#### [Try it]
Using the listing below, report all lines holding the word "base".
*** Extracted information ***
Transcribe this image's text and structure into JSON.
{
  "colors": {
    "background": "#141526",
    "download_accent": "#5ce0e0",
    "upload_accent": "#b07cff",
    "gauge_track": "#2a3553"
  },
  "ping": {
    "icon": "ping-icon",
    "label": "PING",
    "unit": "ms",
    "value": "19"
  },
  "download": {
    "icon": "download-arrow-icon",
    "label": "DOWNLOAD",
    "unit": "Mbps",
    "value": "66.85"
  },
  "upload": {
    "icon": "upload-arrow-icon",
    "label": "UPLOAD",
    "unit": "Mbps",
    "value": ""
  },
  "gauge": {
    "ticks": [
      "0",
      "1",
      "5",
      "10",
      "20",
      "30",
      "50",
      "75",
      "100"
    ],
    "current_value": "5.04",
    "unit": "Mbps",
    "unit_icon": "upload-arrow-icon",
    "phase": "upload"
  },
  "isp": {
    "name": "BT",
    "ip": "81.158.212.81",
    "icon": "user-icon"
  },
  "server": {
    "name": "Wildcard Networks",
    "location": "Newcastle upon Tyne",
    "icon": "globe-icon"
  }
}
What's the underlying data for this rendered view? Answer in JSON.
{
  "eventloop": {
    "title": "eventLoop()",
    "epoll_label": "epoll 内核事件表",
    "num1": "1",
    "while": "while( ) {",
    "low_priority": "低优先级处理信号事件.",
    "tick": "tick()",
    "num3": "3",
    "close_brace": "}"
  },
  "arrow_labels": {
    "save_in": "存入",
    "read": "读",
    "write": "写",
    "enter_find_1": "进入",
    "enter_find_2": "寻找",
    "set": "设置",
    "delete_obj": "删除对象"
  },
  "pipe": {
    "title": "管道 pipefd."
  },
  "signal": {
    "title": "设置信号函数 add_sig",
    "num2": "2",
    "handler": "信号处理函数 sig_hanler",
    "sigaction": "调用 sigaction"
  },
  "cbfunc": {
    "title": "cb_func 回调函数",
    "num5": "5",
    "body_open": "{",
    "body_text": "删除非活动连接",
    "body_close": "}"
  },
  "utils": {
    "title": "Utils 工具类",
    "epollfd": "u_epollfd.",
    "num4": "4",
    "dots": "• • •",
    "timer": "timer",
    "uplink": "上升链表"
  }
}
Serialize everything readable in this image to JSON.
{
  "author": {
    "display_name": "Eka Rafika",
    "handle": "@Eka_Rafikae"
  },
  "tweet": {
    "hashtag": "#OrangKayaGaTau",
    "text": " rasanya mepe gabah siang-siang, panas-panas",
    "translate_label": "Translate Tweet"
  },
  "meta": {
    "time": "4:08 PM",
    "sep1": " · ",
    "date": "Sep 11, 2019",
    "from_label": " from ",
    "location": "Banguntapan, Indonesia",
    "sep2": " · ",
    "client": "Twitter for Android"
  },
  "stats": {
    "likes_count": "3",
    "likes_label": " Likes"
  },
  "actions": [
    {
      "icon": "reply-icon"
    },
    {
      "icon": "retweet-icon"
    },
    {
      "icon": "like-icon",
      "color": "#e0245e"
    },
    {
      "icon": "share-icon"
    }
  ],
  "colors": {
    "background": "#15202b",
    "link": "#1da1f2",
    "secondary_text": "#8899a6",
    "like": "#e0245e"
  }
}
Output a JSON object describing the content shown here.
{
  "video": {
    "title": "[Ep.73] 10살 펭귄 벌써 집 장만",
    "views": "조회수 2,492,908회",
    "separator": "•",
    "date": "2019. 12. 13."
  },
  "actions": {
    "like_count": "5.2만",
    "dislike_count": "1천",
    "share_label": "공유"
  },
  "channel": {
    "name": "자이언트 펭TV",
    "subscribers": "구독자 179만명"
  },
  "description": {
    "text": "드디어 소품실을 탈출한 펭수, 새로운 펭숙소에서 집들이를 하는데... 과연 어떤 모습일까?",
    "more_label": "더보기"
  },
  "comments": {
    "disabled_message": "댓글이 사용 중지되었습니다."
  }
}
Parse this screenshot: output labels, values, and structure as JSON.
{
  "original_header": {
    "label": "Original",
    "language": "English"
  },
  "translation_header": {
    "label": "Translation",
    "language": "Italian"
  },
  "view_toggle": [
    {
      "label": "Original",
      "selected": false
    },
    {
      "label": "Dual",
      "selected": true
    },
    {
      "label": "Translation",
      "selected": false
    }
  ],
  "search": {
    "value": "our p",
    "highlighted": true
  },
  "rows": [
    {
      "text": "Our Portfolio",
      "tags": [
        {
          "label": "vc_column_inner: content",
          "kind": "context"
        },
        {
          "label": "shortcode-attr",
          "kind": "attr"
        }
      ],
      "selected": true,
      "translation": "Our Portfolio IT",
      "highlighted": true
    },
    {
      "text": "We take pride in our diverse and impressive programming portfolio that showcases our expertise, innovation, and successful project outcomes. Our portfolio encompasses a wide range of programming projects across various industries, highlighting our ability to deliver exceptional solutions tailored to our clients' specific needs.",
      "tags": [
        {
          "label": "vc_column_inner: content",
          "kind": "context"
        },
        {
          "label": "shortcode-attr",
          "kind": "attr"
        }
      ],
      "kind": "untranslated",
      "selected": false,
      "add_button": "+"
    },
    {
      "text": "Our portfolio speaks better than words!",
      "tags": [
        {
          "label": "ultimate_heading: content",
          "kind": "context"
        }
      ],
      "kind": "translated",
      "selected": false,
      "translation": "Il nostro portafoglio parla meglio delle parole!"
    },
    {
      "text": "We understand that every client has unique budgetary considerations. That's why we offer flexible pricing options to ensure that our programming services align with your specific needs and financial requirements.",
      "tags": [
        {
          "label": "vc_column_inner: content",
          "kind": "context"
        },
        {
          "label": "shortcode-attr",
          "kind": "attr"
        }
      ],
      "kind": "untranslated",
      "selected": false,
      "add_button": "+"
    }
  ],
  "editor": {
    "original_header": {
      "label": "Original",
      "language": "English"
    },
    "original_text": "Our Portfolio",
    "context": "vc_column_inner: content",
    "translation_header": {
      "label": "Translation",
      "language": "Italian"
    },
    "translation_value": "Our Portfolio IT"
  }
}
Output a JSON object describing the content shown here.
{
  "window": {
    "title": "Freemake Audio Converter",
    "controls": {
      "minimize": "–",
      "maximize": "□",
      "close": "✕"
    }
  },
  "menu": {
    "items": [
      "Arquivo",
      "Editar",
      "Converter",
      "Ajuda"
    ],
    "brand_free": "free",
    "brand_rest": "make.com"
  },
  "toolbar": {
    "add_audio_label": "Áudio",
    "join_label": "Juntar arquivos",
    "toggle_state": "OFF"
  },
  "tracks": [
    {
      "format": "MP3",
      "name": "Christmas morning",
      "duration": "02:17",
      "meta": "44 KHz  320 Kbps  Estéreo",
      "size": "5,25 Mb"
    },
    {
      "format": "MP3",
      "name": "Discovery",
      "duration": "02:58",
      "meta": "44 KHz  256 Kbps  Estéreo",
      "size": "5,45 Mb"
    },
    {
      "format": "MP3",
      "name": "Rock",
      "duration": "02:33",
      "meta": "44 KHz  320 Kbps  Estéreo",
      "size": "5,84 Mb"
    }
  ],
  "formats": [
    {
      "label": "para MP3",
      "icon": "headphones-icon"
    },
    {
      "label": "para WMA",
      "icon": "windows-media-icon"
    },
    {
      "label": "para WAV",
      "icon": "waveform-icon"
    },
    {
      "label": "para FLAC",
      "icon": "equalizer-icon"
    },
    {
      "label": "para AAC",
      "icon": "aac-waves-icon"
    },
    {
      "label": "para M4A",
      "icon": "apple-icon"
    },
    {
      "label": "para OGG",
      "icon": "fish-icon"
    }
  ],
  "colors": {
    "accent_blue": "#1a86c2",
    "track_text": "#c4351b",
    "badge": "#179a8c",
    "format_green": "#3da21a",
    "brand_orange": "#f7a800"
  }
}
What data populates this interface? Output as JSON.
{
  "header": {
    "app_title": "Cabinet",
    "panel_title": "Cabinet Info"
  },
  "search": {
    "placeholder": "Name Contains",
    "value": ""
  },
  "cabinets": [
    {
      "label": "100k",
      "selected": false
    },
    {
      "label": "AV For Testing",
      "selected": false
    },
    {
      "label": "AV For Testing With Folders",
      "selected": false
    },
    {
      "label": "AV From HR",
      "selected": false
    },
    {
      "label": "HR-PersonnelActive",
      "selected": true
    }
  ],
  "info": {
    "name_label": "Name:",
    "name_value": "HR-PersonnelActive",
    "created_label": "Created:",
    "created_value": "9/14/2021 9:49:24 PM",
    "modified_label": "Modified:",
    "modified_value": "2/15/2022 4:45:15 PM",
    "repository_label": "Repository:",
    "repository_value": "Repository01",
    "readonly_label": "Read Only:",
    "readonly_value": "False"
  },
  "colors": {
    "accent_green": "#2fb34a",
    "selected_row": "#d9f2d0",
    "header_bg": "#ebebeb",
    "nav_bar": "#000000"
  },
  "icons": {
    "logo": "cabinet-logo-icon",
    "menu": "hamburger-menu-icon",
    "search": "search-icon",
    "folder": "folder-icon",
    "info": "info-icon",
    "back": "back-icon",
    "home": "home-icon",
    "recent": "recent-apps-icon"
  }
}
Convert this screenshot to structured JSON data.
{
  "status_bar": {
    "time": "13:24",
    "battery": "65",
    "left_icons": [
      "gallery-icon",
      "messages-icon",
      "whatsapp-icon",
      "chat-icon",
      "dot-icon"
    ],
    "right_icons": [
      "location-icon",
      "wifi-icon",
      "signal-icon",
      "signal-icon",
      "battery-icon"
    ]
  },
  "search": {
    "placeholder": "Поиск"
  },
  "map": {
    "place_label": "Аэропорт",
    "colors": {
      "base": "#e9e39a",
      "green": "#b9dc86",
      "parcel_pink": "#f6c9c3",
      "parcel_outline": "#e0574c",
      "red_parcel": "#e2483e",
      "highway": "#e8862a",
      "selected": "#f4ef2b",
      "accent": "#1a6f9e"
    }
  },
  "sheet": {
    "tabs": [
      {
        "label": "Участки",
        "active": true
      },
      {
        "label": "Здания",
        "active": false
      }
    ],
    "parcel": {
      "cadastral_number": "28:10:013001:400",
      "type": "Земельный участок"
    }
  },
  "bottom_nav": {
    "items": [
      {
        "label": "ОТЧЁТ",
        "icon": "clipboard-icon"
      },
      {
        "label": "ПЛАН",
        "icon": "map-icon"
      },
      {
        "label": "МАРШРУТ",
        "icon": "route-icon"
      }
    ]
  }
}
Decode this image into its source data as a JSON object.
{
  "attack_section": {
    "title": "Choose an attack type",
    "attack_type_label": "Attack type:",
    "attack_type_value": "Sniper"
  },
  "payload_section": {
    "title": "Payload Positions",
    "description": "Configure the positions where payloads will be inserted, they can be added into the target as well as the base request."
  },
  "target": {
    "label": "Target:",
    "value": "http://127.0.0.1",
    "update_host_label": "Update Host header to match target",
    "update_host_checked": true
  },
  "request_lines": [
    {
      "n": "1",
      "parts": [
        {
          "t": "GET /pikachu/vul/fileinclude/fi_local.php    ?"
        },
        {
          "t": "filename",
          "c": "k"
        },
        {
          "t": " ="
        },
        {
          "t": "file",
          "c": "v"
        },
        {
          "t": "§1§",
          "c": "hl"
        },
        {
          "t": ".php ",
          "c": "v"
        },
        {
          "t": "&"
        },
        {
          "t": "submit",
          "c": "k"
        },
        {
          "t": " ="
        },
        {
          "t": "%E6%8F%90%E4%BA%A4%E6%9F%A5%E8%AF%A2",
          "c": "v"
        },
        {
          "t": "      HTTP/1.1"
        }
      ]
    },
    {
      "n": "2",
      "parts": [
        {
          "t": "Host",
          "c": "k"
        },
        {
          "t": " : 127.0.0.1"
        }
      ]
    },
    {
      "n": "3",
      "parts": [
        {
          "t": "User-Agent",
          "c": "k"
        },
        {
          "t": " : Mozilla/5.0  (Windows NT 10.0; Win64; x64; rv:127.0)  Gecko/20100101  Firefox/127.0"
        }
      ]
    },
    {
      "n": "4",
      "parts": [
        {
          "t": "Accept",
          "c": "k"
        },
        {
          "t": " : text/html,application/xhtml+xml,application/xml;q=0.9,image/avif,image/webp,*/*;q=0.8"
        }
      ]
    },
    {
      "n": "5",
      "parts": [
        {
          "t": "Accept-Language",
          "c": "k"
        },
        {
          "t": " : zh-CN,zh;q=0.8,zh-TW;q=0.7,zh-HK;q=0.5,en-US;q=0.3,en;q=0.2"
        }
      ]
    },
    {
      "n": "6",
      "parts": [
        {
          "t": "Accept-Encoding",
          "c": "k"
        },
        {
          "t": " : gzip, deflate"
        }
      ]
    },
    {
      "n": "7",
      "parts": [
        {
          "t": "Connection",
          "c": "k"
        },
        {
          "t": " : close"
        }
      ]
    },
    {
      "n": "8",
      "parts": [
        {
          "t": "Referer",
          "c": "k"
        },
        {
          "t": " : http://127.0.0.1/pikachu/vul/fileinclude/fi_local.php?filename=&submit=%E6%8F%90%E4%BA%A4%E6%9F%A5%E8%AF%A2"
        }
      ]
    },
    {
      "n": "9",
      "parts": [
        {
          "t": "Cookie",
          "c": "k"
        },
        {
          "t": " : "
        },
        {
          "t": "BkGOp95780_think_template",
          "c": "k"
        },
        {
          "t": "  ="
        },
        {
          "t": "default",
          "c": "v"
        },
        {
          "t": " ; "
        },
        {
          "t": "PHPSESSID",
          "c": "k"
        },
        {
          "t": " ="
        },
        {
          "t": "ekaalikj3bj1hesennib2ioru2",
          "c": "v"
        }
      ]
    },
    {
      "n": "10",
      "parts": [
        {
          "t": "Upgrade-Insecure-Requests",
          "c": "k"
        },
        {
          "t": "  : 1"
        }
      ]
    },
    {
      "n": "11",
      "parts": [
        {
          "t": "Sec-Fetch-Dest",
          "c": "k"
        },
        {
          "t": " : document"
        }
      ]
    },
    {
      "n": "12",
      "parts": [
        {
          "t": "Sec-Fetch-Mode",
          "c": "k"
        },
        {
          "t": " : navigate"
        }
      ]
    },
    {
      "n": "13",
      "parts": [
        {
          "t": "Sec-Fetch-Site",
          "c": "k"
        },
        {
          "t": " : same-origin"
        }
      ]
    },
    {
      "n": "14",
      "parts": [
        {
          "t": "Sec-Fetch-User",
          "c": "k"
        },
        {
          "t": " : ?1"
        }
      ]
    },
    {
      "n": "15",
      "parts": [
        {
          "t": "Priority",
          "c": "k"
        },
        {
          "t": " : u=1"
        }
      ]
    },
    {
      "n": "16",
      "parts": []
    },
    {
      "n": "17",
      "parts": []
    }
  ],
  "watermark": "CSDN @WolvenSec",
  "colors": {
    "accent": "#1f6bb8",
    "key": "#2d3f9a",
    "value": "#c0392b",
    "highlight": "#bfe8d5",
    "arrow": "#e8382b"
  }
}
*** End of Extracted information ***
#### [Solution to this task]
      "base": "#e9e39a",
    "description": "Configure the positions where payloads will be inserted, they can be added into the target as well as the base request."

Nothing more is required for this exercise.